- All Best Essays, Term Papers and Book Report

Phl 323 - Ethics in the Workplace Case Study, Sears, Roebuck: the Auto Center Scandal

Essay by   •  May 9, 2011  •  Research Paper  •  831 Words (4 Pages)  •  7,592 Views

Essay Preview: Phl 323 - Ethics in the Workplace Case Study, Sears, Roebuck: the Auto Center Scandal

Report this essay
Page 1 of 4

Ethics in The Workplace Case Study, Sears, Roebuck: The Auto Center Scandal


December 20, 2010

David Rowe

Sears, Roebuck, and Company tarnished their reputation as a trustworthy and ethical business. The company was being accused of fraud and scamming customers in the Auto Centers departments. Employees that were in charge of the customers car repair were misleading them to believe there was more problems wrong with his or her vehicles than there really was. Complaints of Sears Auto Centers misleading customers and charging unnecessary repairs to the client to increase sales and productivity.

Sears Roebuck company placed their auto center employees on compensation incentive pay instead of a regularly hourly salary. The intent of the plan was to create productivity and increase profits and sales in its auto centers nationwide. Employees mismanaged his or her own personal ethics to increase the commission they would receive for productivity.

Employees were no longer receiving a decent hourly wage for work being performed; instead they were receiving a fixed FDA amount of $3.25 an hour. Which placed production quotas as the main income employees would receive, based of sales and productivity. The faster the employees got the work done, the more money the employee will make.

Employees were faced with high pressure to meet quotas by Sears management contributed to the stress and the unethical choices employees were forced to take.

Which ethical systems were at work for key individuals in the organization--managers, executives, and employees?

Sears Roebuck managers and executives

Sears had always experienced high earnings but in the 1980's it started to see a decline and experience financial woes. To respond to this Sears implemented an "everyday low price" policy and brought in a mixture of new non Sears labeled inventory. But to Sear's dismay earnings were still in decline and by the 1990's more measures were to be taken.
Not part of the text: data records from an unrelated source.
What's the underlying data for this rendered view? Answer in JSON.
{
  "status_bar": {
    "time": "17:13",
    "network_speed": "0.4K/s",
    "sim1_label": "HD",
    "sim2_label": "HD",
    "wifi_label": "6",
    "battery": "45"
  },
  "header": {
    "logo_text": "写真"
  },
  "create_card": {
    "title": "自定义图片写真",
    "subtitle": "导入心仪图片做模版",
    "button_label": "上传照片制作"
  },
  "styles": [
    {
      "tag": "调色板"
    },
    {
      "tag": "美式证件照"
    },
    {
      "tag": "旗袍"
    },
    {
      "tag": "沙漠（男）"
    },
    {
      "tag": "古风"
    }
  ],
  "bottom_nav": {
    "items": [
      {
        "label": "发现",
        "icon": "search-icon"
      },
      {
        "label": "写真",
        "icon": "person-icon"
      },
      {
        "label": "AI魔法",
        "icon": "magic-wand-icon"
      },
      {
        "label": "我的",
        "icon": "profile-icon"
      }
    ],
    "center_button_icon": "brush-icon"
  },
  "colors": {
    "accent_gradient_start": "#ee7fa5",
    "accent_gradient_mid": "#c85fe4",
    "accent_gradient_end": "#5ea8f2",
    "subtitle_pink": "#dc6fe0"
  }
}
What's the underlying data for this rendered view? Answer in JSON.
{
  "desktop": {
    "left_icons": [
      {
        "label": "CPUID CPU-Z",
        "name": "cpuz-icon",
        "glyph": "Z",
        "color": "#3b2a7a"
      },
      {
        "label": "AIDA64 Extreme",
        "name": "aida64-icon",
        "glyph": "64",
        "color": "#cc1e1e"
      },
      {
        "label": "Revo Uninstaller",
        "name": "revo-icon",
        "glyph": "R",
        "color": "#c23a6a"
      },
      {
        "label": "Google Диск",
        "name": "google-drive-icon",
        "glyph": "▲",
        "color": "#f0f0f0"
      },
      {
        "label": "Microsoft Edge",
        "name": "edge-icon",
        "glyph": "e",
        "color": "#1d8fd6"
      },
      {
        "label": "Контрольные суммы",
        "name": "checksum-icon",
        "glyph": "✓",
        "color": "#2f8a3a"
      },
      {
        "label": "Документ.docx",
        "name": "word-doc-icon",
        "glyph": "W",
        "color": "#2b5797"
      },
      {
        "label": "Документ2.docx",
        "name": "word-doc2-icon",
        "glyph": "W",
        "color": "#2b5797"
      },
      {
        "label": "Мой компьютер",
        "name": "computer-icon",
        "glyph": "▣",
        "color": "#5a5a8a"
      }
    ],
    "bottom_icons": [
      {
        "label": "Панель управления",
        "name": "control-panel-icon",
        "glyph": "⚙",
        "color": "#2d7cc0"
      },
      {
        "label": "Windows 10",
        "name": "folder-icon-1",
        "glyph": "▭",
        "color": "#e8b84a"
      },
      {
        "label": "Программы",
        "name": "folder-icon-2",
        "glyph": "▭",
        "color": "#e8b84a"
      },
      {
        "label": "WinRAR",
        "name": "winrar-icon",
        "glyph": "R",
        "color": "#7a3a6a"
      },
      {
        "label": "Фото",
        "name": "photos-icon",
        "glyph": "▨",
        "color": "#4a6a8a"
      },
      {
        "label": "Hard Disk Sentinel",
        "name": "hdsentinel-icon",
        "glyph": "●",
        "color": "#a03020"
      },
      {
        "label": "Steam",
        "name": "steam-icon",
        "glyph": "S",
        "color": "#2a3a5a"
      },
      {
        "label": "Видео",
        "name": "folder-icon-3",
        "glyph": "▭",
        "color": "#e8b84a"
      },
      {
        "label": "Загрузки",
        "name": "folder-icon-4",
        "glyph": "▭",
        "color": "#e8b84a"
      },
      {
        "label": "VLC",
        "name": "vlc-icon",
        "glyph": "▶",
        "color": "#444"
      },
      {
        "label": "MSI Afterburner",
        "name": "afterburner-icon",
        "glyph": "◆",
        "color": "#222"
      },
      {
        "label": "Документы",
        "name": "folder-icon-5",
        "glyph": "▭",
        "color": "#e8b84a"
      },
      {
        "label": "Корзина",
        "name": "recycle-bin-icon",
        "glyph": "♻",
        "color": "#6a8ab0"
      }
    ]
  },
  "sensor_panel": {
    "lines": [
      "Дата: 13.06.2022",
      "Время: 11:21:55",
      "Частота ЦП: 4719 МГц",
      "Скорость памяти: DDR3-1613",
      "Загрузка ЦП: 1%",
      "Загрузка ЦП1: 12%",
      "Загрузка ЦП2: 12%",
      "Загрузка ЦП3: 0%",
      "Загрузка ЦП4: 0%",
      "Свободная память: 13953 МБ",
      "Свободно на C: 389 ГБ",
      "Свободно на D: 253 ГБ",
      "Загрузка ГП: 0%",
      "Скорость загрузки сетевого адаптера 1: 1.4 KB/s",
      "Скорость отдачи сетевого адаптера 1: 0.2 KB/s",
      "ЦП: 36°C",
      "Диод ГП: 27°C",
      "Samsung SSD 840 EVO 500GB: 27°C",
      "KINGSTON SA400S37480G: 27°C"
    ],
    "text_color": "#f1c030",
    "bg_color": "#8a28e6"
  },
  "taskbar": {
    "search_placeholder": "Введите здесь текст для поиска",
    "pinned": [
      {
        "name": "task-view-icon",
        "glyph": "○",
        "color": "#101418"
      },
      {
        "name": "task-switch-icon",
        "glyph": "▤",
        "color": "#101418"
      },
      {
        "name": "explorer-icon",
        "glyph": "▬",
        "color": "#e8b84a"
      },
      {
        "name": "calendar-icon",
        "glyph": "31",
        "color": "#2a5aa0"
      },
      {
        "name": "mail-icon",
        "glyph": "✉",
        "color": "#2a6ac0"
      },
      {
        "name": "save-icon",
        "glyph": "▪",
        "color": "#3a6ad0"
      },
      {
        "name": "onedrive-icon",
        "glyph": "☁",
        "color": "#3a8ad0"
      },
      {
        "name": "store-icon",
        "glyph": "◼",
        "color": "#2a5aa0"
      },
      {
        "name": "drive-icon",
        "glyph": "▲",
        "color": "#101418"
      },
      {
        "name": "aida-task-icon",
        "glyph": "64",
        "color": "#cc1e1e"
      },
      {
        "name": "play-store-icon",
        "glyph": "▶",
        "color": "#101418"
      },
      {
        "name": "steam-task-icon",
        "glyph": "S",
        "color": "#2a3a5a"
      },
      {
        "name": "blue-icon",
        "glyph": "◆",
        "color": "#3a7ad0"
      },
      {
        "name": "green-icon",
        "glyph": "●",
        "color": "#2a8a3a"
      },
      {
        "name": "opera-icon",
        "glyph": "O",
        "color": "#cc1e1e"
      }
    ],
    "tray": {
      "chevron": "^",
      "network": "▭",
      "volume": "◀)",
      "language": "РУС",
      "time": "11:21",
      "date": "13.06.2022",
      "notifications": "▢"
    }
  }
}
The measures taken to cut-costs were eliminating jobs and produce "profits at every level" (Trevino & Nelson, 2007).

Sears leadership in 1991 produced and "unveiled a productivity incentive plan to increase profits in its auto centers nationwide." (Trevino & Nelson, 2007). Mechanics who were once paid hourly wage were now "paid a base salary plus a fixed dollar amount for meeting hourly production quotas." (Trevino & Nelson, 2007). The service advisors had worked off of salary before were now on working for commissions and product-specific sales quotas. These changes in wages and salary were intended to make goals and increase sales. In doing



Download as:   txt (5.3 Kb)   pdf (87.2 Kb)   docx (10.9 Kb)  
Continue for 3 more pages »
Only available on